The title is the One-Pot Synthesis of N-Substituted Diaza[12]annulenes. Just looking at the title, we should be expecting 1H,13C-NMR, definitely MS data, and likely a crystal structure since the molecule would have two cationic-like centers. Picture shown below.

As can be seen in the structure this monstrosity should have some serious pi-pi stacking possibilities, and isolating crystals shouldn’t have been too problematic, but none are isolated. An image of their NMR data for the structure above is below.

It would be at this point that the little voice in my head would be like, “hmm…. why do I have aromatic proton peaks? I should probably count those pesky buggers again. Yup, 12 delocalized electrons.” If one is postulating that this is antiaromatic, then one hallmark of antiaromatic hydrogens, located on the outside ring, are that they shift upfield (lower ppm) and lie to the right of 8 ppm and likely 7ppm. So, it would have been at that point where the paper would of confused me.

Second up the Shi paper: http://dx.doi.org/10.1002/anie.200702140
The title is the [12]Annulene Gemini Surfactants: Structure and Self-Assembly. So, we should be expecting yucky yellow oils, and with the word structure, perhaps even a crystal structure. The molecules examined are shown below.

Independently, they confirm the odd aromatic protons of Yamaguchi and they obtained a yellow powder, not necessarily an oil, but well within reasonable expectations. They did some calculations with Gaussian and discovered the results below.

The expected distorted structure is seen in II but lied 1.7 kcal/mol higher in energy than I. This is just odd, for a cyclic antiaromatic system we should expect to see 2nd order Jahn-Teller distortions shift the molecule away from planarity and this was not seen by calculations. This is where the authors and reviewers can be faulted, at that point some one should have suggested an experiment to see whether the NMR peaks would move upfield as a function of temperature. As scientists, we love making graphs, and that would have been a neat confirmation of both the structural predictions from calculations, and an easily verifiable hypothesis.
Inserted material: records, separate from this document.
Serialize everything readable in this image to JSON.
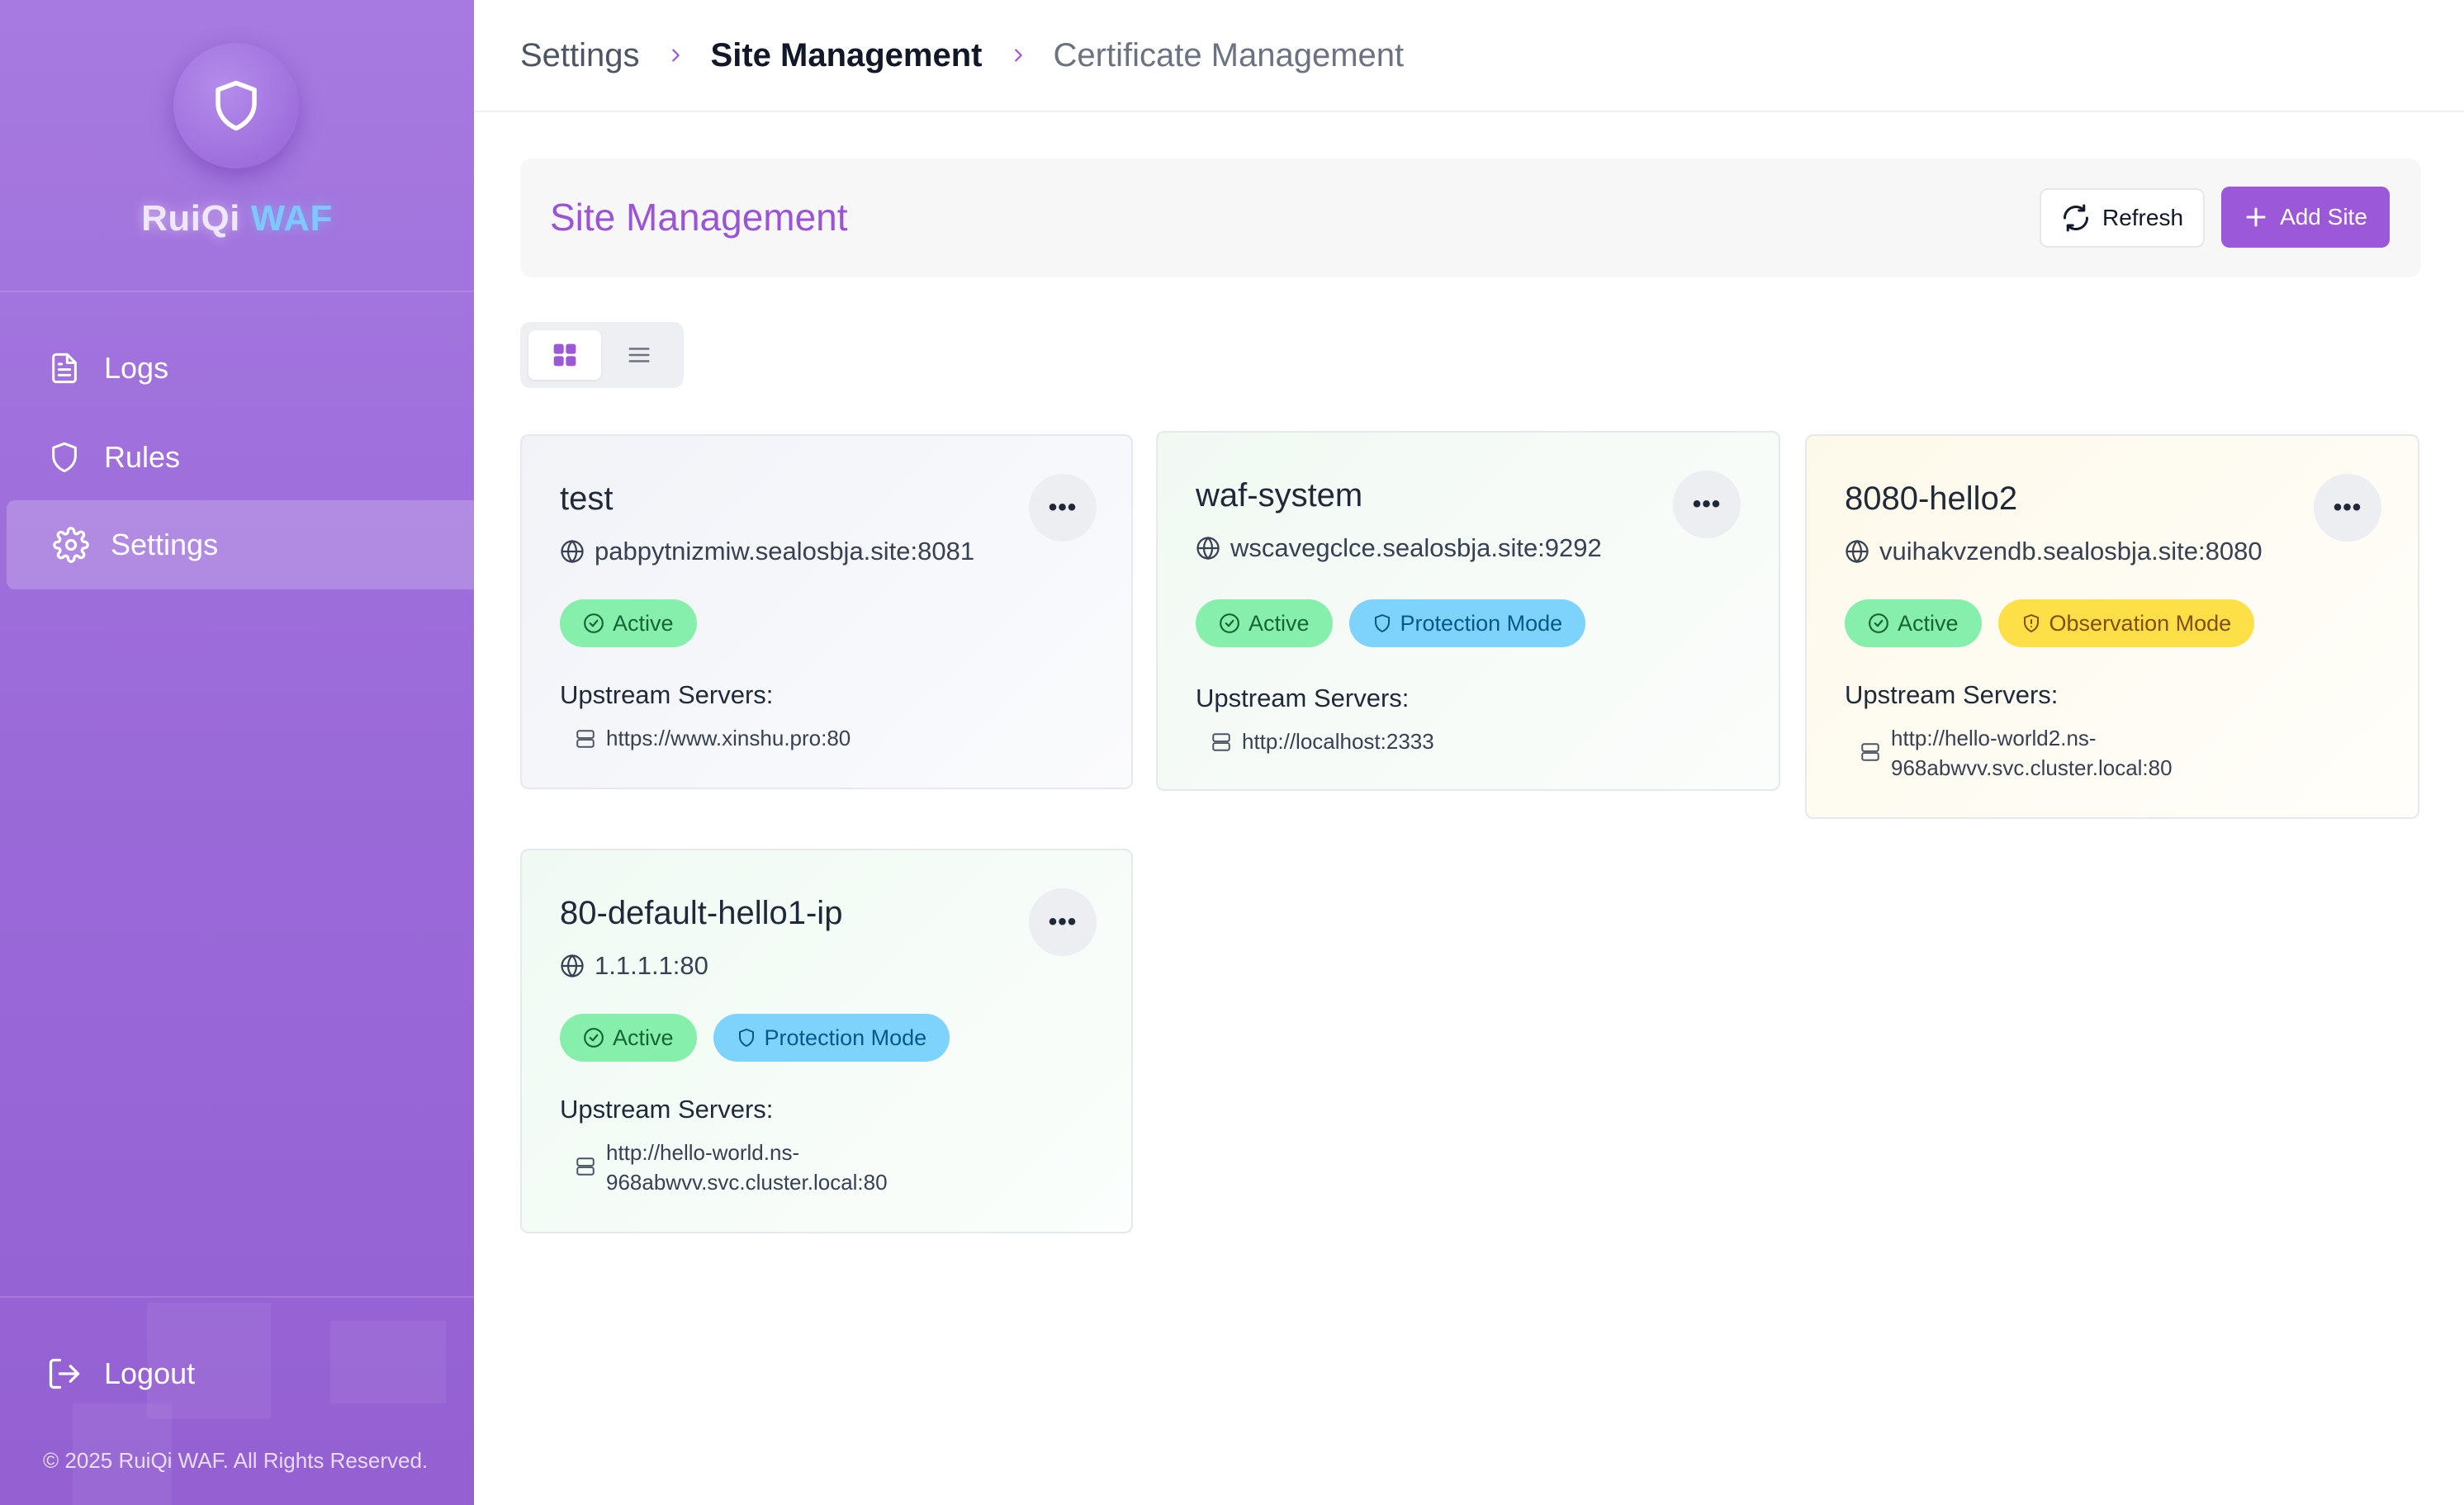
{
  "app": {
    "brand_part1": "RuiQi",
    "brand_part2": "WAF"
  },
  "sidebar": {
    "items": [
      {
        "label": "Logs",
        "icon": "file-text-icon"
      },
      {
        "label": "Rules",
        "icon": "shield-icon"
      },
      {
        "label": "Settings",
        "icon": "gear-icon",
        "active": true
      }
    ],
    "logout_label": "Logout",
    "copyright": "© 2025 RuiQi WAF. All Rights Reserved."
  },
  "breadcrumb": {
    "items": [
      "Settings",
      "Site Management",
      "Certificate Management"
    ]
  },
  "header": {
    "title": "Site Management",
    "refresh_label": "Refresh",
    "add_label": "Add Site"
  },
  "view_toggle": {
    "options": [
      "grid",
      "list"
    ],
    "selected": "grid"
  },
  "sites": [
    {
      "name": "test",
      "domain": "pabpytnizmiw.sealosbja.site:8081",
      "status": "Active",
      "mode": "",
      "upstream_label": "Upstream Servers:",
      "upstream_line1": "https://www.xinshu.pro:80",
      "upstream_line2": ""
    },
    {
      "name": "waf-system",
      "domain": "wscavegclce.sealosbja.site:9292",
      "status": "Active",
      "mode": "Protection Mode",
      "upstream_label": "Upstream Servers:",
      "upstream_line1": "http://localhost:2333",
      "upstream_line2": ""
    },
    {
      "name": "8080-hello2",
      "domain": "vuihakvzendb.sealosbja.site:8080",
      "status": "Active",
      "mode": "Observation Mode",
      "upstream_label": "Upstream Servers:",
      "upstream_line1": "http://hello-world2.ns-",
      "upstream_line2": "968abwvv.svc.cluster.local:80"
    },
    {
      "name": "80-default-hello1-ip",
      "domain": "1.1.1.1:80",
      "status": "Active",
      "mode": "Protection Mode",
      "upstream_label": "Upstream Servers:",
      "upstream_line1": "http://hello-world.ns-",
      "upstream_line2": "968abwvv.svc.cluster.local:80"
    }
  ],
  "colors": {
    "accent": "#9b59d9",
    "sidebar_top": "#a67ae0",
    "active_badge": "#86efac",
    "protection_badge": "#7dd3fc",
    "observation_badge": "#fde047"
  }
}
In summary, I don’t feel it is fair to fault the authors, reviewers, editors for not knowing every obscure heterocyclic named reaction. However, it is prudent upon all of us to ask the right questions about our research, to put-off deadlines if necessary, and to apply our full intellect and diligence to our experiments.

Some Armchair commentary here:
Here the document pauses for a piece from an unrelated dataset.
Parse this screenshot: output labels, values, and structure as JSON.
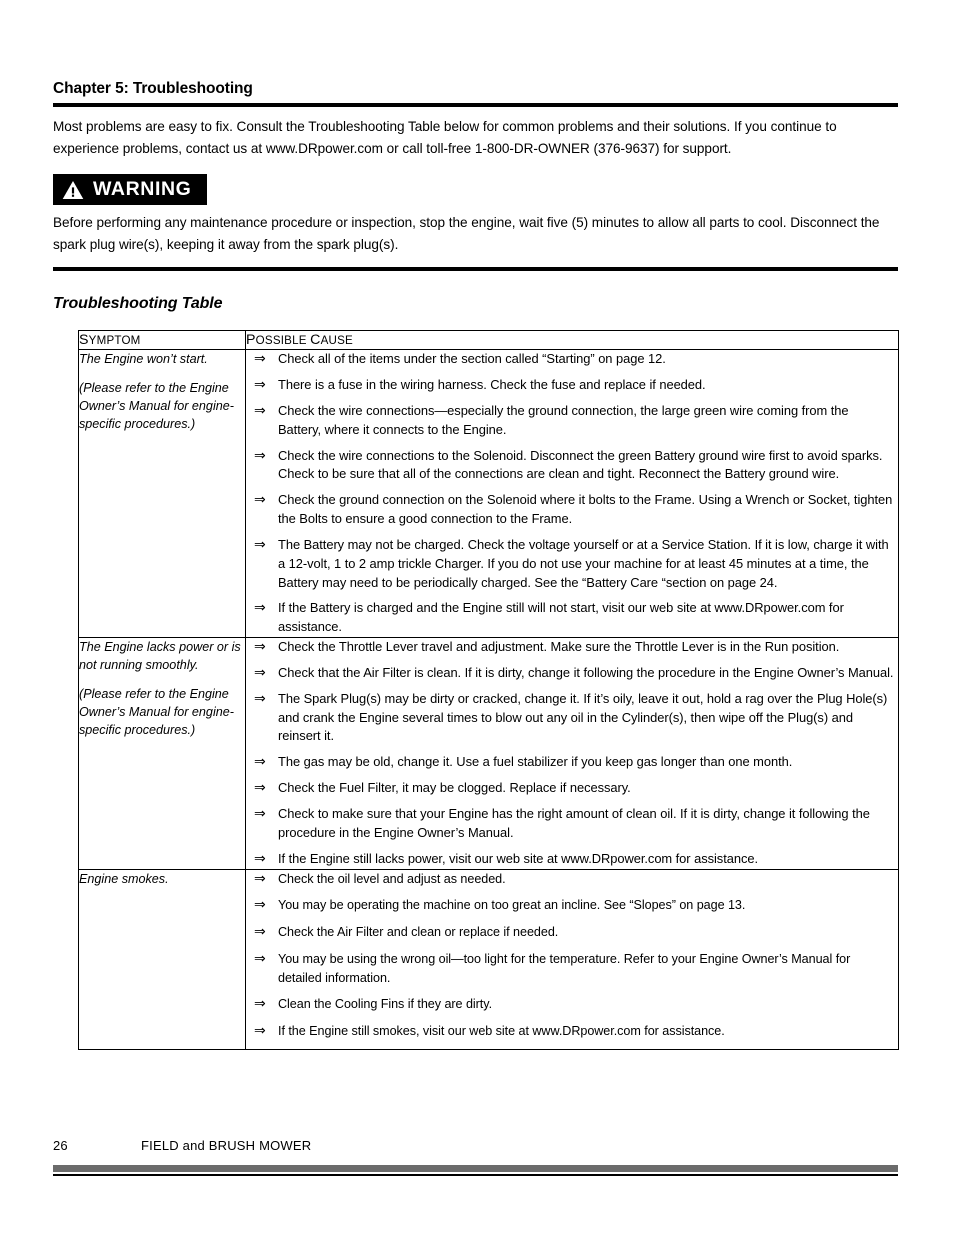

Mitch

By December 14, 2007 2 comments synthetic chemistry